So, how best to prepare for the interview?

Chances are in this economy, unless you are in a field with a chronic skills shortage, there will be at least 3 and potentially many more short listed candidates in line for that one position.  So how do you best target your efforts to stand out from the crowd?  Here are a few key actions which will supplement your core interview preparation.

Do your homework.

Take some time the day before the interview to review the company’s website and recent articles in the media.  As the interview opens, this will give you a chance to show you have done your homework and also provide a basis to ask more detailed questions about the company’s business, new projects, the position, etc.

If you are working with an agency, ask your Account Manager what the format of the interview will be.  This should include: who will be conducting the meeting, their position, any special activities, etc.  This knowledge will aid greatly in your preparation and alleviate stress.

Write down your strengths and weaknesses.

Write down your 5 top strengths and 3 weaknesses as they pertain to the position the day before the interview.  Interview stress can often cause people to forget so having these clear in your mind is important.  For the weaknesses, be clear on what you have done to address them.  One strategy is to pair a weakness with an offsetting strength which more than compensates.   
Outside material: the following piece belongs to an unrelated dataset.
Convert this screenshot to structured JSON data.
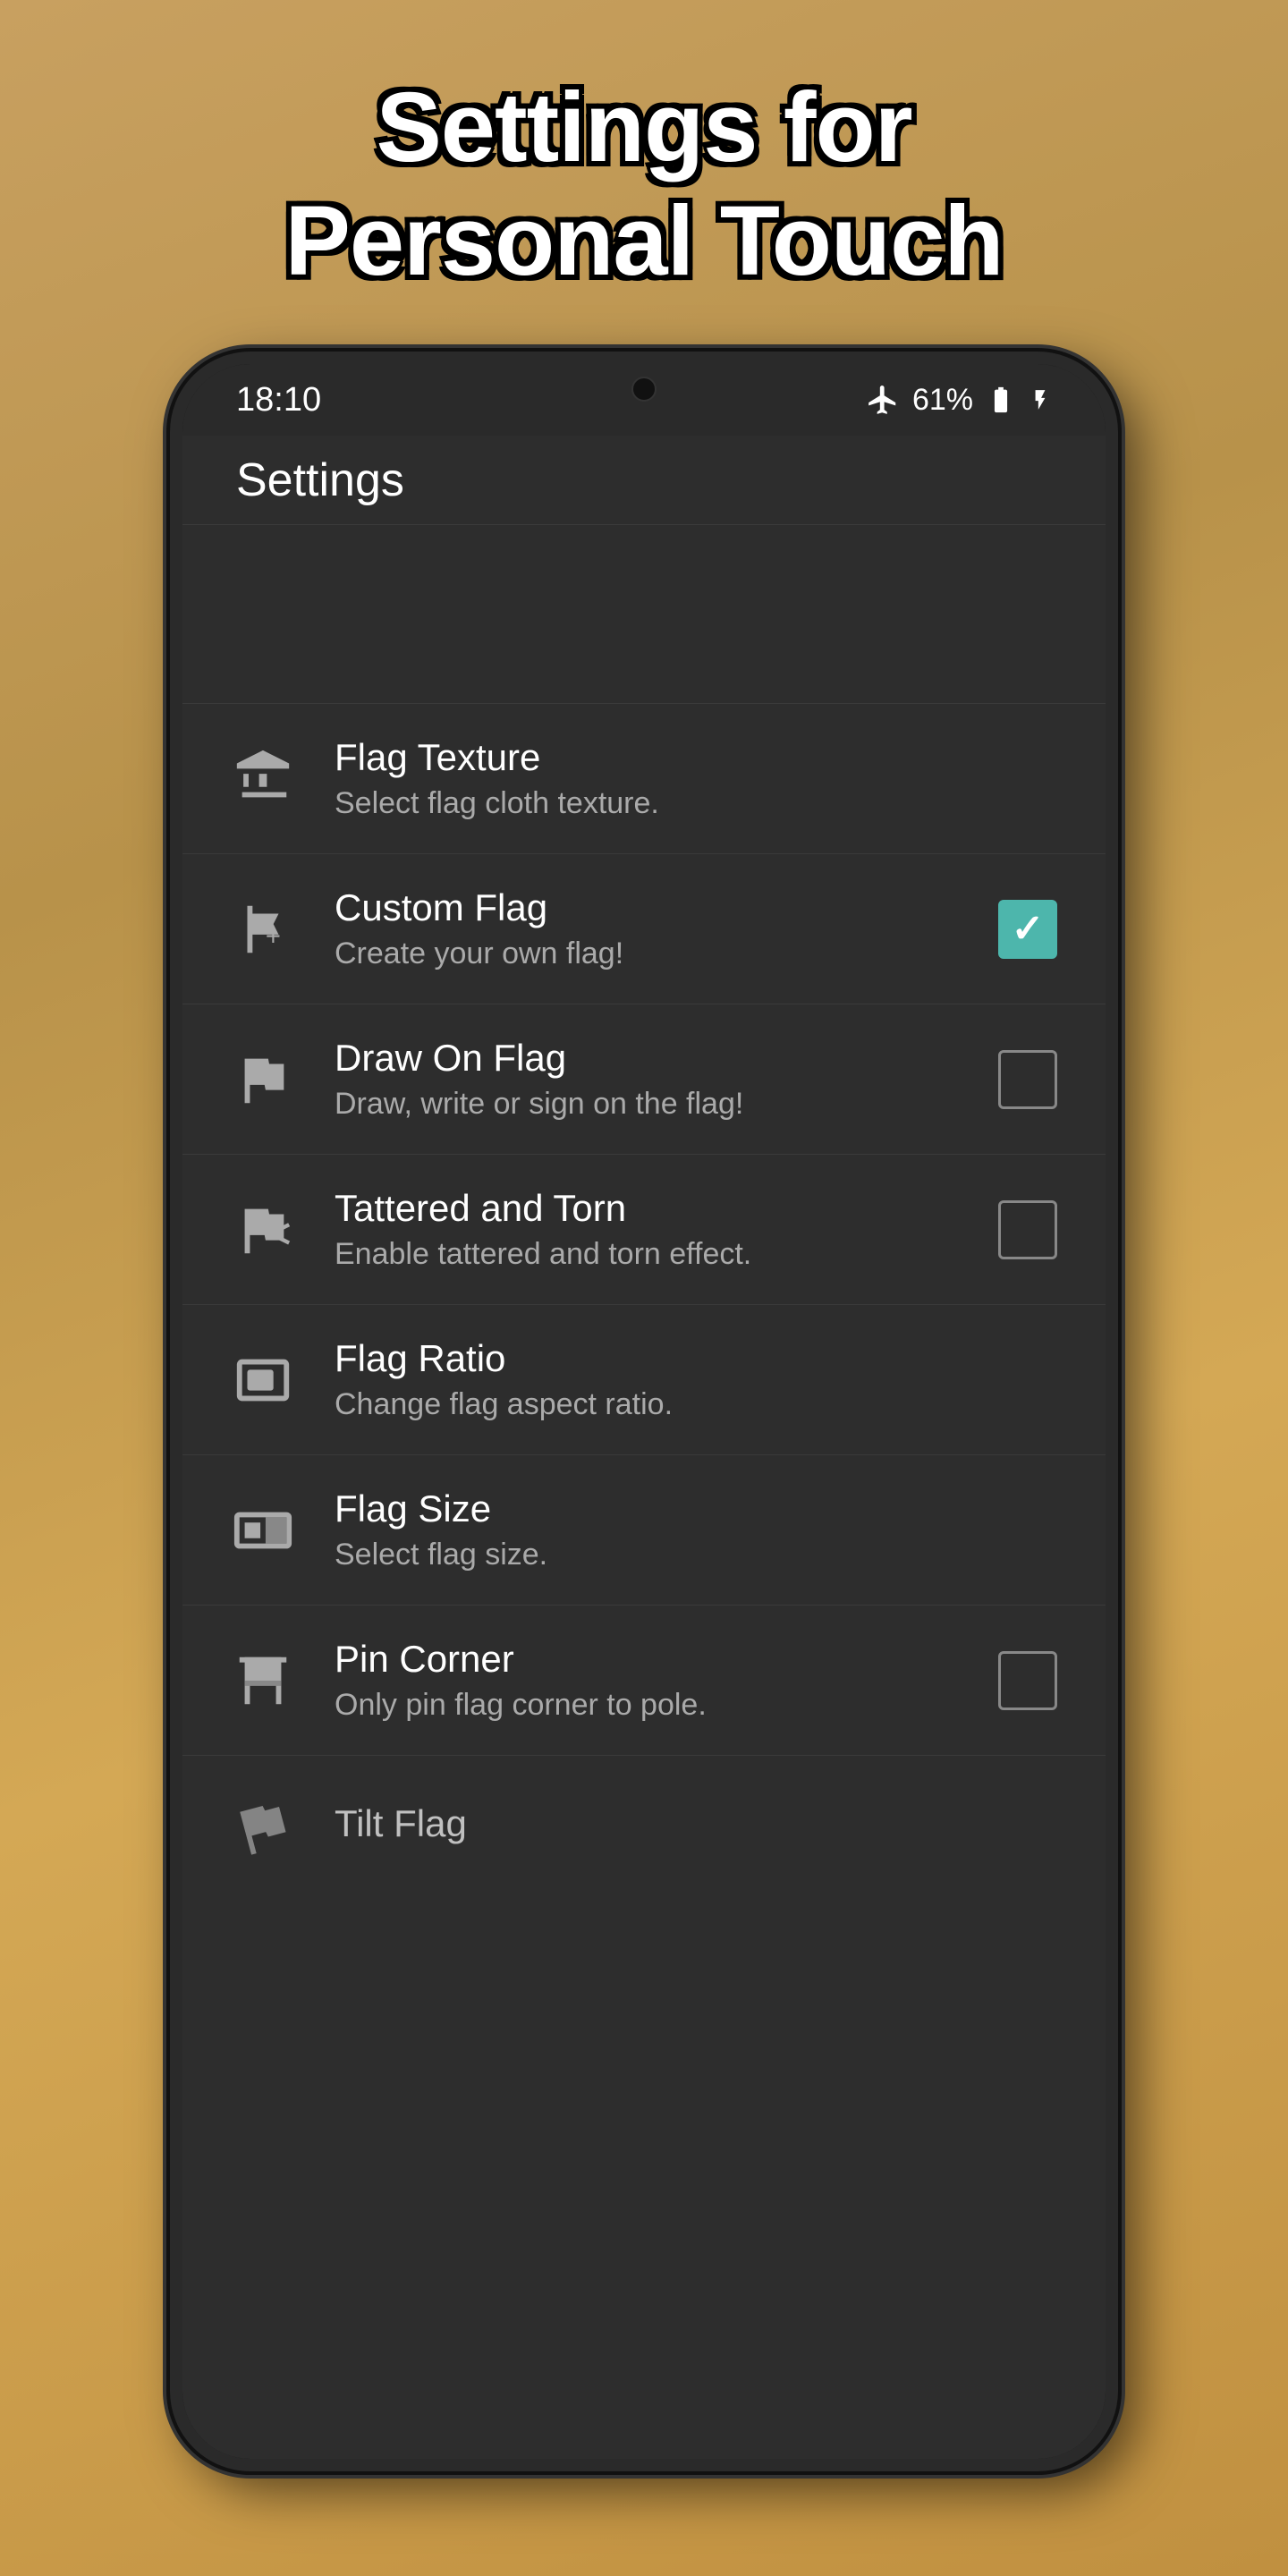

Be enthusiastic.

The interviewer(s) want to see interest in their job.  Someone who conveys a strong desire and energy for the position will, all other things equal, be memorable enough to remain at top of mind and win the contract.

Leave salary discussions as flexible as possible.
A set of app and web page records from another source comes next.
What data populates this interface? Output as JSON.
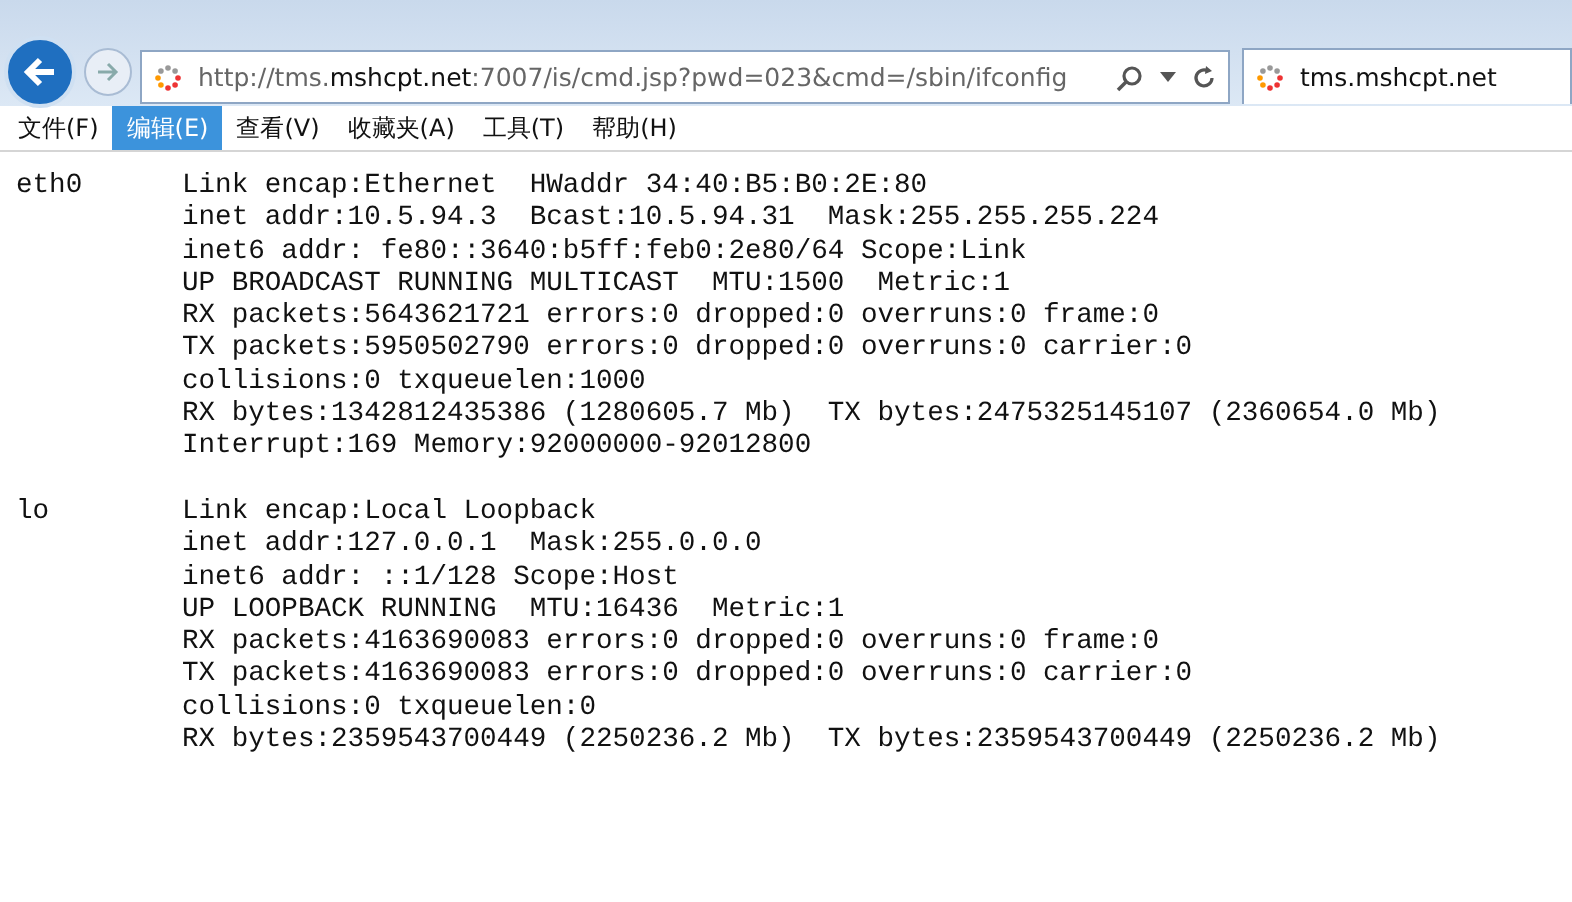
{
  "address_bar": {
    "url": "http://tms.**mshcpt.net**:7007/is/cmd.jsp?pwd=023&cmd=/sbin/ifconfig"
  },
  "tab": {
    "title": "tms.mshcpt.net"
  },
  "menu": [
    {
      "label": "文件(F)",
      "selected": false
    },
    {
      "label": "编辑(E)",
      "selected": true
    },
    {
      "label": "查看(V)",
      "selected": false
    },
    {
      "label": "收藏夹(A)",
      "selected": false
    },
    {
      "label": "工具(T)",
      "selected": false
    },
    {
      "label": "帮助(H)",
      "selected": false
    }
  ],
  "interfaces": [
    {
      "name": "eth0",
      "lines": [
        "Link encap:Ethernet  HWaddr 34:40:B5:B0:2E:80",
        "inet addr:10.5.94.3  Bcast:10.5.94.31  Mask:255.255.255.224",
        "inet6 addr: fe80::3640:b5ff:feb0:2e80/64 Scope:Link",
        "UP BROADCAST RUNNING MULTICAST  MTU:1500  Metric:1",
        "RX packets:5643621721 errors:0 dropped:0 overruns:0 frame:0",
        "TX packets:5950502790 errors:0 dropped:0 overruns:0 carrier:0",
        "collisions:0 txqueuelen:1000",
        "RX bytes:1342812435386 (1280605.7 Mb)  TX bytes:2475325145107 (2360654.0 Mb)",
        "Interrupt:169 Memory:92000000-92012800"
      ]
    },
    {
      "name": "lo",
      "lines": [
        "Link encap:Local Loopback",
        "inet addr:127.0.0.1  Mask:255.0.0.0",
        "inet6 addr: ::1/128 Scope:Host",
        "UP LOOPBACK RUNNING  MTU:16436  Metric:1",
        "RX packets:4163690083 errors:0 dropped:0 overruns:0 frame:0",
        "TX packets:4163690083 errors:0 dropped:0 overruns:0 carrier:0",
        "collisions:0 txqueuelen:0",
        "RX bytes:2359543700449 (2250236.2 Mb)  TX bytes:2359543700449 (2250236.2 Mb)"
      ]
    }
  ]
}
If you are working with an agency you can defer contract rate discussions to your Account Manager.  Otherwise the best approach I have found is to adopt a guideline of fairness and avoid providing an exact figure.  If further pressed you could provide a range however you want to have an idea of what the company expects to pay.

Practice closing the interview
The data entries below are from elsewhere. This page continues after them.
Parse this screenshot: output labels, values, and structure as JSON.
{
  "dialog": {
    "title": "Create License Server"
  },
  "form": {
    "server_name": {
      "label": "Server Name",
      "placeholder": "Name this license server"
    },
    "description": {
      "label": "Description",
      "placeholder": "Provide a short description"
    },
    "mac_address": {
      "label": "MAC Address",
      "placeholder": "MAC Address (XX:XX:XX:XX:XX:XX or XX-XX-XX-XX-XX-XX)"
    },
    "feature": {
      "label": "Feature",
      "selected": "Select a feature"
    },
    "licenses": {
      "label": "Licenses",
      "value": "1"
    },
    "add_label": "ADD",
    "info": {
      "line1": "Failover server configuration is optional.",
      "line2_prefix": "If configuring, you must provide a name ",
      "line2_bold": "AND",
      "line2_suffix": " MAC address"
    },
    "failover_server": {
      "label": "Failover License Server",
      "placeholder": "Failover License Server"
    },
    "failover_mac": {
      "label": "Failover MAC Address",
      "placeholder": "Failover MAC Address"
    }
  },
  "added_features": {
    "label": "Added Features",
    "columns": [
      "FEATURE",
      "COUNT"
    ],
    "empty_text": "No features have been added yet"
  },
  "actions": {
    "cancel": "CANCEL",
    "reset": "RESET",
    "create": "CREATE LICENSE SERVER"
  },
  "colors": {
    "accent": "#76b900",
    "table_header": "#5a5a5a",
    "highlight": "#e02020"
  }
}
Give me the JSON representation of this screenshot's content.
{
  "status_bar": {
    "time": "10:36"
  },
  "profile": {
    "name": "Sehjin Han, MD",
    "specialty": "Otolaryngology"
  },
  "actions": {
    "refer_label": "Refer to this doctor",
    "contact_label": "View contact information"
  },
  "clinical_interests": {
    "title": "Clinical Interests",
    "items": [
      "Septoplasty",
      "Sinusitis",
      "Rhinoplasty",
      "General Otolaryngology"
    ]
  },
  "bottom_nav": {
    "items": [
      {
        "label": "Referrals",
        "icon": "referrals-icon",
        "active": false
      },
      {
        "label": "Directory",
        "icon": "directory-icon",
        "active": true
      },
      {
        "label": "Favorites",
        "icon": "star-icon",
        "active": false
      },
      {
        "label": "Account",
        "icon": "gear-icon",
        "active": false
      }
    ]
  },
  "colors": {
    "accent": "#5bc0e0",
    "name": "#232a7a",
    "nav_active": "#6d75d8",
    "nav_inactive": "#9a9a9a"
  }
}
You want to be remembered by the interviewer(s).  Thank them for their time and reiterate your interest in the position.  Ask if the interviewer(s) feels your skills as discussed are what they are looking for.  Then ask about next steps.

What else can you do to improve your chances?

Dress professionally

Arrive 15 minutes early

Compliment, not complain about past employers

Appropriate handshake and eye contact (match interviewer)

Answer questions directly and don’t go off on tangents

Ask perceptive questions about the company or position

Calm & assertive but not aggressive

Articulate your career path and goals

Short direct responses to unfavourable situations

Be friendly

Be well rested

Remember, your job at the interview is to make it to the next stage or generate an offer

Now, go get ‘em!  Thanks for reading.